Eugenijus Žmuida



The Great War was not only the first modern war (in terms of technology) in the history of mankind but also the War involving the greatest number of educated people. For the first time, there was such an intense reflection of the anti-humanity, meaninglessness, and absurdity of war captured in war memoirs, letters, and fiction. For the first time, such an abundance of war literature was created, having its poetics and ideology. This phenomenon is mainly known as the literature of “The Lost Generation” associated with the Western Front and Western authors.

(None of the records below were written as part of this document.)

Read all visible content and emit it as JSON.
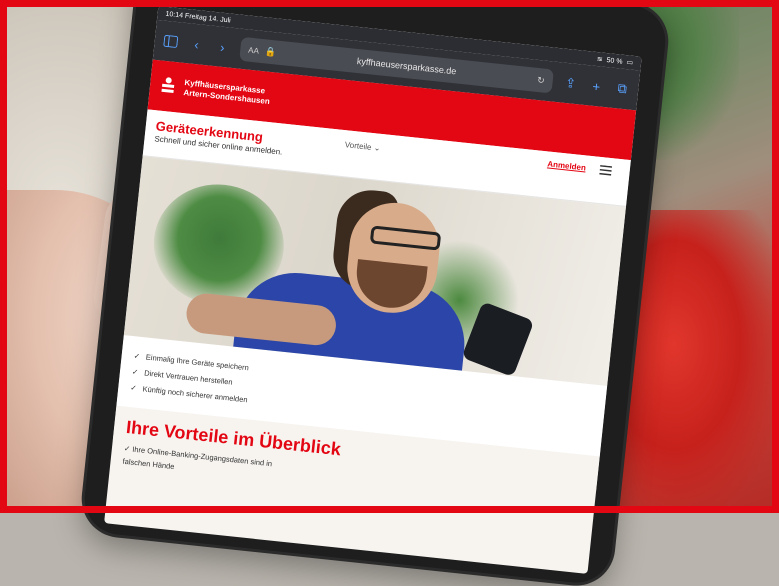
{
  "browser": {
    "time": "10:14",
    "date": "Freitag 14. Juli",
    "battery": "50 %",
    "url": "kyffhaeusersparkasse.de",
    "text_size_label": "AA",
    "accent_color": "#0a84ff"
  },
  "bank": {
    "name_line1": "Kyffhäusersparkasse",
    "name_line2": "Artern-Sondershausen",
    "brand_color": "#e30613"
  },
  "site": {
    "page_title": "Geräteerkennung",
    "page_subtitle": "Schnell und sicher online anmelden.",
    "nav_dropdown": "Vorteile",
    "login_link": "Anmelden"
  },
  "benefits": [
    "Einmalig Ihre Geräte speichern",
    "Direkt Vertrauen herstellen",
    "Künftig noch sicherer anmelden"
  ],
  "section": {
    "title": "Ihre Vorteile im Überblick",
    "item1": "Ihre Online-Banking-Zugangsdaten sind in",
    "item2": "falschen Hände"
  }
}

But the same long and troublesome War was fought in Central and Eastern Europe. Here this War was even more important and its results more significant, as it resulted in the collapse of four great empires. Many nations declared independence, created their states – independent republics. Participants and witnesses of the Eastern Front also left the war literature. In my paper, I would like to pay attention to this mostly unknown chapter of the World war literature and using the case of well-known (for me) Lithuanian literature as one of Eastern Europe representatives to do some comparisons with the literature of Lost Generation (not so much in artistic expression and style but empathy). We can conditionally divide all military literature into two parts: written during and after the war. Comparing the first (war) period and avant-garde poetry (even after the war) we will find more similarities than differences. But the novels and memoirs written after the war reveal completely different attitudes. In my report, I would like to stop at a more detailed comparison of these two directions of the Great War literature and question the notion that the entire generation has returned from the War as “lost.”

Keywords: Great War, war and post-war literature, memory, comparison.